  • Consider purchasing an international data package. Purchasing an international data package can significantly reduce the cost of using data abroad. Many wireless providers offer discounts on international data packages.
  • Reset the Usage Tracker to zero. When you arrive overseas, access the Usage Tracker in the General Settings menu and select Reset Statistics. This will enable you to track your estimated data usage. To reset Usage Tracker to zero select Settings>General>Usage>Reset.

What about BlackBerries or other phones running Windows Mobile?

  • Windows Mobile users should be careful when downloading e-mail or receiving pushed e-mail. These phones allow users to turn off the push e-mail function, which is recommended.
  • Android users can expect an experience similar to that of Windows users, since the Web Launcher accesses via the device’s default browser. No Smartphone alerts can be pushed to an Android phone.
  • BlackBerry users don’t have to worry as much, because Research In Motion, the maker of the BlackBerry, has developed a very efficient way of delivering e-mail to end users that doesn’t use a lot of bandwidth.
  • Streaming video on these devices could incur some large data charges, so be careful.

What to know before you go

  • Determine if your wireless device will operate in the country you are visiting.
  • Tip: To ensure the broadest coverage, a quad-band (850/900/1800/1900) device is recommended. To roam in Japan or South Korea, a 3G device that operates at 2100 MHz is required.
  • Call your provider’s customer service number or visit a retail store to verify international roaming service is activated (or you may request it be blocked) for your phone.
    Tip: Tell them where you are traveling and ask about plans they may offer to reduce call or text rates.

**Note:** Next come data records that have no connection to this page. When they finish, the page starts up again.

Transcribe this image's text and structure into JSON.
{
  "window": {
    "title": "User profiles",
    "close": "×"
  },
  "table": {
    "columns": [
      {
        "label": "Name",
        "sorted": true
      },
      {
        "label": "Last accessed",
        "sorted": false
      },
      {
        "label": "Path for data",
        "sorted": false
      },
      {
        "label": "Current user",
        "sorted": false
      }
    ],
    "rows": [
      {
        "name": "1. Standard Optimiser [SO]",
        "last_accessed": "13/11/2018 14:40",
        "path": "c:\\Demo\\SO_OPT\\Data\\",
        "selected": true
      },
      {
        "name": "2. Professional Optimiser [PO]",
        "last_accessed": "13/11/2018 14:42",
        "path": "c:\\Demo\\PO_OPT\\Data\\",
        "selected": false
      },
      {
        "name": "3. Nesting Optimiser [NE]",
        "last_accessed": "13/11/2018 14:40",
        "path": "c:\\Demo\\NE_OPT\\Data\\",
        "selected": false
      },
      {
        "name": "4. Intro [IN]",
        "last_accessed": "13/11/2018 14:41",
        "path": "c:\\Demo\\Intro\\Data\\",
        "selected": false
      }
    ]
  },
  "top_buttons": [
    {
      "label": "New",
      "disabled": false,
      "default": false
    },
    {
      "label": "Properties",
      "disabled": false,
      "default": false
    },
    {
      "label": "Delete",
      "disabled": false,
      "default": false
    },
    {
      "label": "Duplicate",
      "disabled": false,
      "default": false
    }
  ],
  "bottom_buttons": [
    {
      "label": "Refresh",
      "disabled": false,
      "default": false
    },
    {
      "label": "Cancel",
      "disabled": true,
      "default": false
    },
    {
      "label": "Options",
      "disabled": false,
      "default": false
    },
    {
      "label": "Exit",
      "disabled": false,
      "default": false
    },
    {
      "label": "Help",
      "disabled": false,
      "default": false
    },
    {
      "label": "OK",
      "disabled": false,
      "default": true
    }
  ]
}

A data package is highly recommended, especially for iPhone or other SmartPhone customers.
  • Verify rates for the countries you will visit.
    Tip: Ask about the long distance rates, roaming charges, and data rates for downloading data and for sending and receiving text messages.
  • Learn how to call home when traveling abroad.
    Tip: For example, most 1-800 numbers do not work from outside the U.S., so know the local number and area code that you need to dial.